Up until now, unified communications might seem like a no-brainer. For most organizations, significant results can be achieved with minimal effort -- on the surface, anyway. These cool features aren't without complications, and the tech sector has worked for decades to overcome them. For example, the data industry faces the hurdle of routing VoIP calls from the Internet to a regular phone number as smoothly as land lines. Though hosted VoIP services don't provide call control (the name for call routing, both behind the scenes and on the consumer's end), some interfaces allow users to control phone calls from the computer desktop. According to Dave Gilbert, founder of call control app maker SimpleSignal, research showed that a lot of VoIP users ignored familiar features like voice messaging, call forwarding and speed dial because the programs were confusing and often required a Web browser to run in the background, making it easy to overlook calls and other notifications [source: TMCnet]. Despite these issues, Google's vice president of product management, Bradley Horowitz, told eWeek the goal of telephony is to be seamless, which is essential if it's to play a critical role in UC [source: Boulton].
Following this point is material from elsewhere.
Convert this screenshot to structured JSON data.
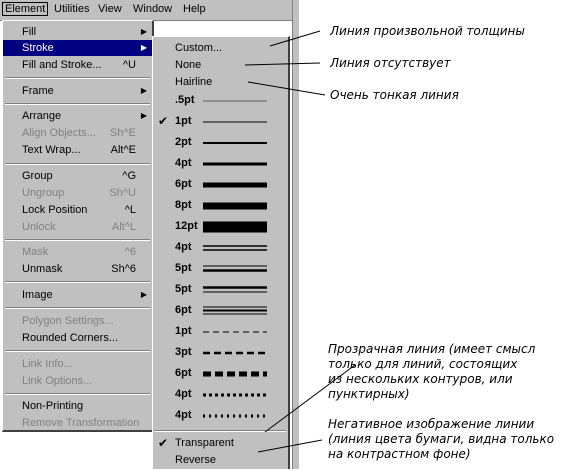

Face a desktop cluttered with all the UC applications we've discussed, and it's easy to get overwhelmed. This can lead to communication latency, which analyst Sagee Ben-Zedeff describes as the "negative effect on our effectiveness that is caused by having to deal with too many means of communications. By using one platform, with one interface, to access all those means, either explicitly or implicitly, that latency is reduced if not eliminated" [source: Ben-Zedeff]. An interesting effect of overcoming communication latency is the expectation that contacts will be available. Some chat and message platforms, such as Google Chat, allow status messages that indicate availability and willingness to talk, which is known as presence information. To alleviate privacy concerns, many apps also allow status blocking, so contacts can't see if someone is online [source: Good].

You may use a smartphone to juggle telephone calls, text messaging, e-mail and Web browsing. How do they fit into unified communications?